"The BBC has a long history of allowing Farage to prey on fears & prejudices unchallenged It’s disgraceful they continue to indulge him."

Labour MP for East Leeds Richard Burgeon said: "What a terrible decision by the BBC to interview Nigel Farage over the Manston migrant centre.

"What the hell does he have to offer in this debate?

Farage faced backlash after his appearance on Radio 4's lunchtime show (Neil Coyle/Twitter)
Farage faced backlash after his appearance on Radio 4's lunchtime show (Neil Coyle/Twitter)

"This is the time for a serious discussion on the impact of the Tory’s cruel immigration policies. Not more myths and scapegoating."

Farage said that people arriving in Dover were not in need of support, but hoping to join criminal gangs.

He claimed very few were seeking asylum.

"The majority of those coming are coming from Albania," he said. "Let's remind ourselves that this is a NATO country. An EU applicant. A holiday destination for a huge number of British people."

He said there was no "legitimate" reason for anyone from Albania to seek refuge in the UK.

But Rachel Youngman, chair of charity Hibiscus which supports migrant women, told Yahoo News UK that Farage's comments were misleading and inaccurate.

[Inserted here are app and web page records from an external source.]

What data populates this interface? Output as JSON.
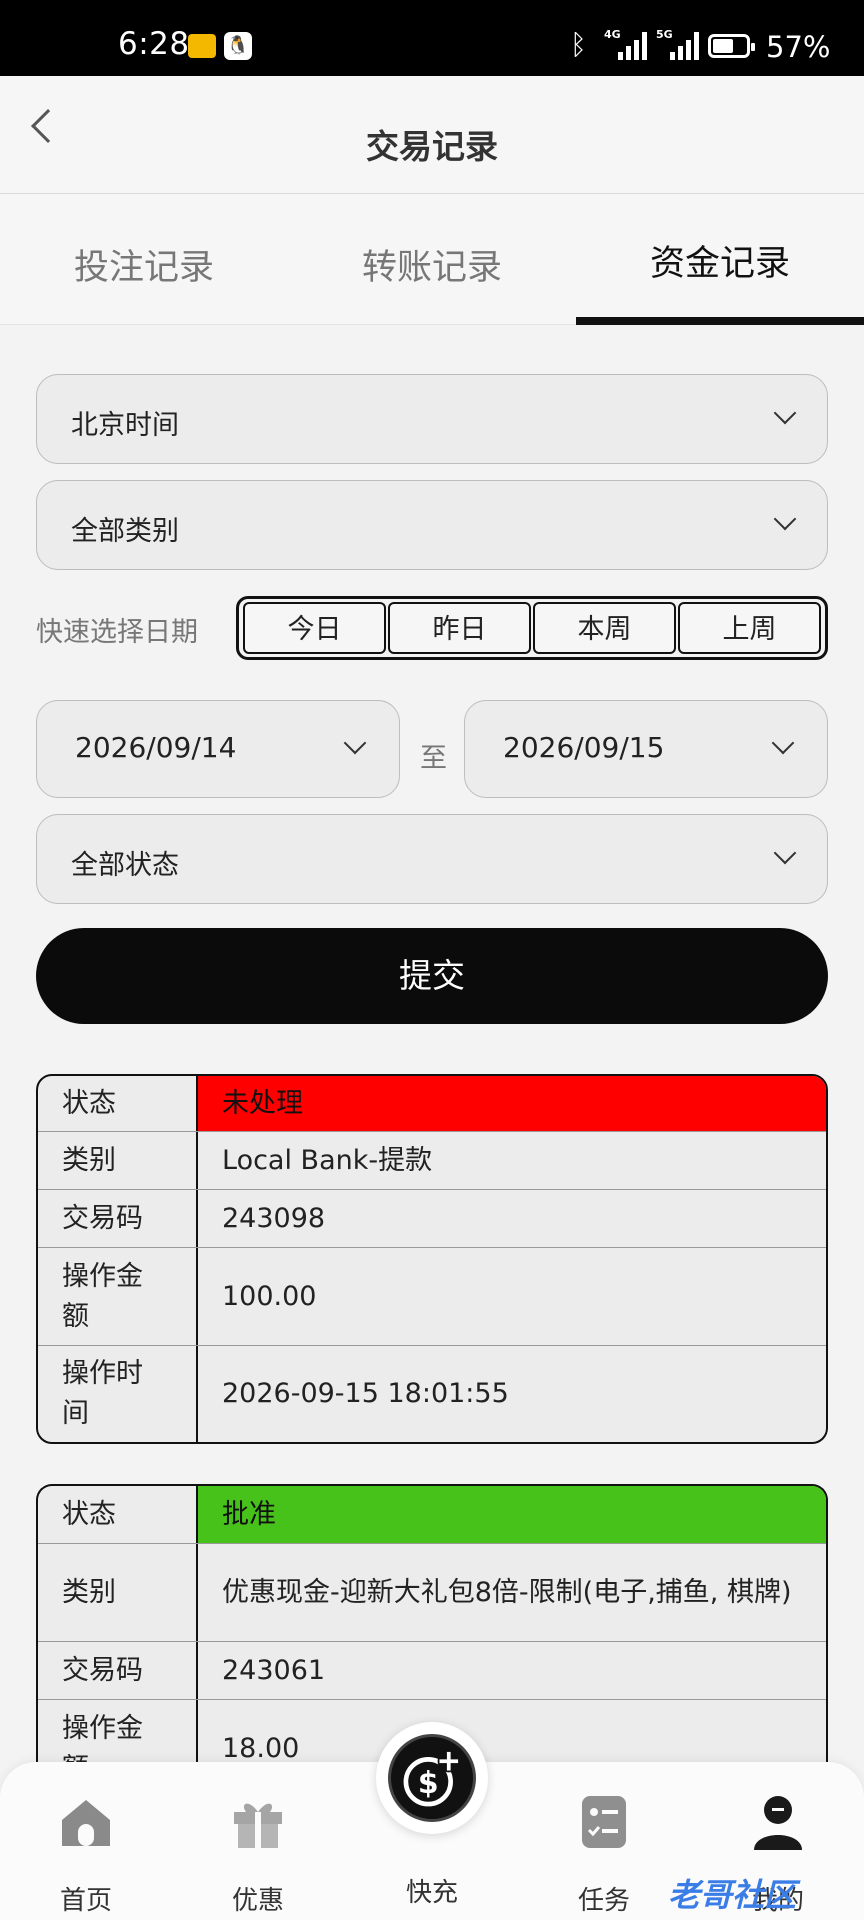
{
  "status_bar": {
    "time": "6:28",
    "battery": "57%",
    "net1": "4G",
    "net2": "5G"
  },
  "header": {
    "title": "交易记录"
  },
  "tabs": [
    {
      "label": "投注记录"
    },
    {
      "label": "转账记录"
    },
    {
      "label": "资金记录"
    }
  ],
  "filters": {
    "timezone": "北京时间",
    "category": "全部类别",
    "quick_label": "快速选择日期",
    "quick": [
      "今日",
      "昨日",
      "本周",
      "上周"
    ],
    "date_from": "2026/09/14",
    "to_label": "至",
    "date_to": "2026/09/15",
    "status": "全部状态",
    "submit": "提交"
  },
  "records": [
    {
      "status_key": "状态",
      "status": "未处理",
      "status_color": "#ff0000",
      "type_key": "类别",
      "type": "Local Bank-提款",
      "code_key": "交易码",
      "code": "243098",
      "amount_key": "操作金额",
      "amount": "100.00",
      "time_key": "操作时间",
      "time": "2026-09-15 18:01:55"
    },
    {
      "status_key": "状态",
      "status": "批准",
      "status_color": "#47c21a",
      "type_key": "类别",
      "type": "优惠现金-迎新大礼包8倍-限制(电子,捕鱼, 棋牌)",
      "code_key": "交易码",
      "code": "243061",
      "amount_key": "操作金额",
      "amount": "18.00"
    }
  ],
  "tabbar": [
    {
      "label": "首页",
      "icon": "home-icon"
    },
    {
      "label": "优惠",
      "icon": "gift-icon"
    },
    {
      "label": "快充",
      "icon": "recharge-icon"
    },
    {
      "label": "任务",
      "icon": "task-icon"
    },
    {
      "label": "我的",
      "icon": "user-icon"
    }
  ],
  "watermark": "老哥社区"
}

"Farage's comments are a gross oversimplification of people who arrive in Dover seeking asylum," she said.

EDITORS NOTE Children's faces have been pixelated as the PA Picture Desk has been unable to gain the necessary permission to photograph a child under 16 on issues involving their welfare. A young boy amongst a group of people thought to be migrants, is driven away by bus from the Border Force compound in Dover, Kent, after being brought from a Border Force vessel yesterday following a small boat incident in the Channel. Picture date: Thursday October 13, 2022. (Photo by Gareth Fuller/PA Images via Getty Images)
A young boy was amongst a group of people thought to be migrants brought in by a Border Force boat. Farage claimed the majority of migrants were adult men from Albania (Getty).

"They are not illegal migrants because their right to seek asylum or return to their home country has not yet been determined.

"Mr Farage is making an assumption that all people on boats are from Albania whereas our understanding is that there are different nationalities including women. We also know from our evidence that women are at high risk of gender based violence and trafficking. Men are also trafficked.

"Yet Mr Farage goes on to assert that they are by virtue of being from Albania, here illegally and from gangs.

"That is without any evidence and the assumption of illegal actions by virtue of a nationality is a very dangerous route to take."

Figures published by the House of Commons Library's statistics specialist on migration and justice, Georgina Sturge, also appear to contradict Farage's claims that most people crossing the Channel in boats are economic migrants.

"93% of the 38,000 small boat arrivals in 2022 so far have applied for asylum (this was 98% in 2021)," she wrote on Twitter. Adding that "4% of 2021 applications have been processed so far & 85% of those resulted in asylum grants".